Recent research continues to show the positive contribution that coffee and caffeine have on the body. Much to the chagrin of big pharma, the next big prescription to all that ails you may be a trip to Starbucks!

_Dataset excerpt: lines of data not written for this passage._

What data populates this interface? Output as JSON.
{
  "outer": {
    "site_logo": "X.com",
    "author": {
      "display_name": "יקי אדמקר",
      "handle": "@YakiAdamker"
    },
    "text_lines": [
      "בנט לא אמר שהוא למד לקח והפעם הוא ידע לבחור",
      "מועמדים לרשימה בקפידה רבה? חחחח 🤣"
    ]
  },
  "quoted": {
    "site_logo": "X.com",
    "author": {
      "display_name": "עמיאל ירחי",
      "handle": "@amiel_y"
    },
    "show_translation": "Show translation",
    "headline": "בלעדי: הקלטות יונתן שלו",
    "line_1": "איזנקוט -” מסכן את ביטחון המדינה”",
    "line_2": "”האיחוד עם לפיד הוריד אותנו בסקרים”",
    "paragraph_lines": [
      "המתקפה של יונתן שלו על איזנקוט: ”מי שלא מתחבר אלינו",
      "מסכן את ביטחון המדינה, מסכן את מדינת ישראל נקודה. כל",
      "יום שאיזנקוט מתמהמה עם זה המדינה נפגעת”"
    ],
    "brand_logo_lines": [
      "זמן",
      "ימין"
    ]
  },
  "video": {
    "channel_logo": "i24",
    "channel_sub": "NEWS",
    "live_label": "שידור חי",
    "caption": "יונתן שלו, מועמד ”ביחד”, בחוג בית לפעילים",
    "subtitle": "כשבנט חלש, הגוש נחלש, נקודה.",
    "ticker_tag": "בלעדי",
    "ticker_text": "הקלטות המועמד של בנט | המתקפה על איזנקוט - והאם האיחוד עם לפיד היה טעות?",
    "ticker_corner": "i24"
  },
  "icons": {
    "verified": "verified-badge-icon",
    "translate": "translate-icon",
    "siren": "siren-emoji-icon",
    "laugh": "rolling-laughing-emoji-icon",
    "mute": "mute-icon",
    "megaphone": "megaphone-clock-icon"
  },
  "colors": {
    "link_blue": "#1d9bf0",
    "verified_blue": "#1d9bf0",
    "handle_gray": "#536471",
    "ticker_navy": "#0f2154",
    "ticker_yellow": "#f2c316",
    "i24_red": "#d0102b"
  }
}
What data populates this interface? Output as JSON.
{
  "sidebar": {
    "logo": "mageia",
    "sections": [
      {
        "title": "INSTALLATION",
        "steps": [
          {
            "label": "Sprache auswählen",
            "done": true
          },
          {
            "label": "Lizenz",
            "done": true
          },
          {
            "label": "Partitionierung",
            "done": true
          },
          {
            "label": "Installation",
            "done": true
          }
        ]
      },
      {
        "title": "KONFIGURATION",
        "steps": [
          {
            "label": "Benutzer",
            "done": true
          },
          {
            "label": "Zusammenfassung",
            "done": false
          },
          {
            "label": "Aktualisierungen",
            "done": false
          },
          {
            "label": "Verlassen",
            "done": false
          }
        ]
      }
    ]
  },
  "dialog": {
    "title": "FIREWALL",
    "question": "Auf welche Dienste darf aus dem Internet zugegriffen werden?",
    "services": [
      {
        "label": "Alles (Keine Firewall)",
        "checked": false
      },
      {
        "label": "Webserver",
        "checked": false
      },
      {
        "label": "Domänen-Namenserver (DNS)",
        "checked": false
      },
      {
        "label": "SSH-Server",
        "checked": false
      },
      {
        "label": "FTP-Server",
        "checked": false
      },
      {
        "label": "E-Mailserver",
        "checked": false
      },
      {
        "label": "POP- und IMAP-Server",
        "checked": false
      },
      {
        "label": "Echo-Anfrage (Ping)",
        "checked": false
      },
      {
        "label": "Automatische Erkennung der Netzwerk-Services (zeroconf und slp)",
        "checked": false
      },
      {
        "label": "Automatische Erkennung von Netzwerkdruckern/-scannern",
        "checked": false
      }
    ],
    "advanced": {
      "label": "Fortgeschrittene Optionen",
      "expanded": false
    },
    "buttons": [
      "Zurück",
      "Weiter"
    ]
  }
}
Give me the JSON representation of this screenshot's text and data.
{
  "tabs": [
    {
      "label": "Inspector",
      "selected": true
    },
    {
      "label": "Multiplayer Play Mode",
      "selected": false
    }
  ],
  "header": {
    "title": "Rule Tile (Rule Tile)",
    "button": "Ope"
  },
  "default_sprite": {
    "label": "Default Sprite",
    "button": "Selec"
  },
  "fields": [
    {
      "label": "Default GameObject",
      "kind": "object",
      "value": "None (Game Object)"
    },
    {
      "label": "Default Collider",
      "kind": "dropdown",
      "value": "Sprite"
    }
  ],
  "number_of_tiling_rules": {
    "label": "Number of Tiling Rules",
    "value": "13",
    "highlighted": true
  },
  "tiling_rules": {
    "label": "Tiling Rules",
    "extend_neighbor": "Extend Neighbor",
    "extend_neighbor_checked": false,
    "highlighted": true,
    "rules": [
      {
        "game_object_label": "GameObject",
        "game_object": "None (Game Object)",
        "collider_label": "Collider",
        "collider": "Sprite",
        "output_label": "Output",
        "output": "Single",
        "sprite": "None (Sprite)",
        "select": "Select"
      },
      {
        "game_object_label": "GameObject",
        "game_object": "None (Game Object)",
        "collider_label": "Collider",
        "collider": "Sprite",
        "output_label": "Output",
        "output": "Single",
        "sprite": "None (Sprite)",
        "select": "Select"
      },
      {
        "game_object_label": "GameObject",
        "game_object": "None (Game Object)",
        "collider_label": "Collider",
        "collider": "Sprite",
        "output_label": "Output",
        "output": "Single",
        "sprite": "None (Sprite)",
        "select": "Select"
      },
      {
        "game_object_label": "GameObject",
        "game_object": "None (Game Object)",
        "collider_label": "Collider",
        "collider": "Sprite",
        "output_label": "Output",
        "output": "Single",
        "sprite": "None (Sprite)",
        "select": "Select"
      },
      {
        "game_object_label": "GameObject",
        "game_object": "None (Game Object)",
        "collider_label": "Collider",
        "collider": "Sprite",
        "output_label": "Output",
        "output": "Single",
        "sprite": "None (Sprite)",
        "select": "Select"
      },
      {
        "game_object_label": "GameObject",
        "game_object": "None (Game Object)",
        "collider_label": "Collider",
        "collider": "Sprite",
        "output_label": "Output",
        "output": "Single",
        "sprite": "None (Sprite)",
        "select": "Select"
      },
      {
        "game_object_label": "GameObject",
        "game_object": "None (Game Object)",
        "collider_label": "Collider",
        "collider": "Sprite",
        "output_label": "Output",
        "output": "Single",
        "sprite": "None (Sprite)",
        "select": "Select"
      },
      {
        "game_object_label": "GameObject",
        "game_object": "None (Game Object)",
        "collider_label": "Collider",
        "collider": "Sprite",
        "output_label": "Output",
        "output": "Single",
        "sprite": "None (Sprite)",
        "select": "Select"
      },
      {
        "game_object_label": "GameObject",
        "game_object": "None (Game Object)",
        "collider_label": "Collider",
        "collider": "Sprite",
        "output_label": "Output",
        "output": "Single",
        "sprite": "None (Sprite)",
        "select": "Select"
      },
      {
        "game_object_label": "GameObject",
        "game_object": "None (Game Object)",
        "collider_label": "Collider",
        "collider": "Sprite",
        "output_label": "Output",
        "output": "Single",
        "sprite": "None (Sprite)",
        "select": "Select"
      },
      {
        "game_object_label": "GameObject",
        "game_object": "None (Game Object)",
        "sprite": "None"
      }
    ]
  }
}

The list of coffee’s disease fighting properties continues to grow. As more research is analyzed, it appears that coffee is useful in preventing cancers, type 2 diabetes, Parkinsons disease, and even heart failure. For instance, a recent study at Beth Israel Deaconess Medical Center, a teaching hospital of the Harvard Medical School, suggests that moderate coffee intake offers protection against heart failure. It found that moderate coffee drinkers were at an 11% less risk of heart failure. The study analyzed data from 5 previous studies with 140,220 participants and showed heart benefits in coffee drinkers up to about 2 8oz cups a day. The benefits declined from that point and actually showed harm after 5 cups a day. As to why there is a benefit is a bit of a mystery at this point. The strongest studies to date point to the benefits of coffee on type 2 diabetes and blood pressure, which are significant contributors to heart failure. Researchers believe that this may be the connection between coffee and the heart. This research was published in the journal Circulation Heart Failure.
Another interesting study was done by Jiali Han, Ph.D., associate professor at Brigham and Women’s Hospital, Harvard Medical School in Boston and Harvard School of Public Health. This study found that caffeinated coffee intake was inversely associated with the risk of basal cell carcinoma, which is the most common form of skin cancer. “I would not recommend increasing your coffee intake based on these data alone,” said Han. “However, our results add basal cell carcinoma to a list of conditions for which risk is decreased with increasing coffee consumption. This list includes conditions with serious negative health consequences such as type 2 diabetes and Parkinson’s disease.” An interesting find in this study was that the association was seen in all dietary forms of caffeine such as, chocolate and tea. There was no association found with decaffeinated coffee. This study was published in the journal Cancer Research.
Of course, as a self proclaimed caffeine addict, I applaud this research. However, I believe that the key word in most of these studies is moderation. Caffeine is a stimulant and like almost anything else in this world, excessive use could result in more harm than good. So do your body a favor today and go get yourself a hot cup of joe. Just don’t overdo it!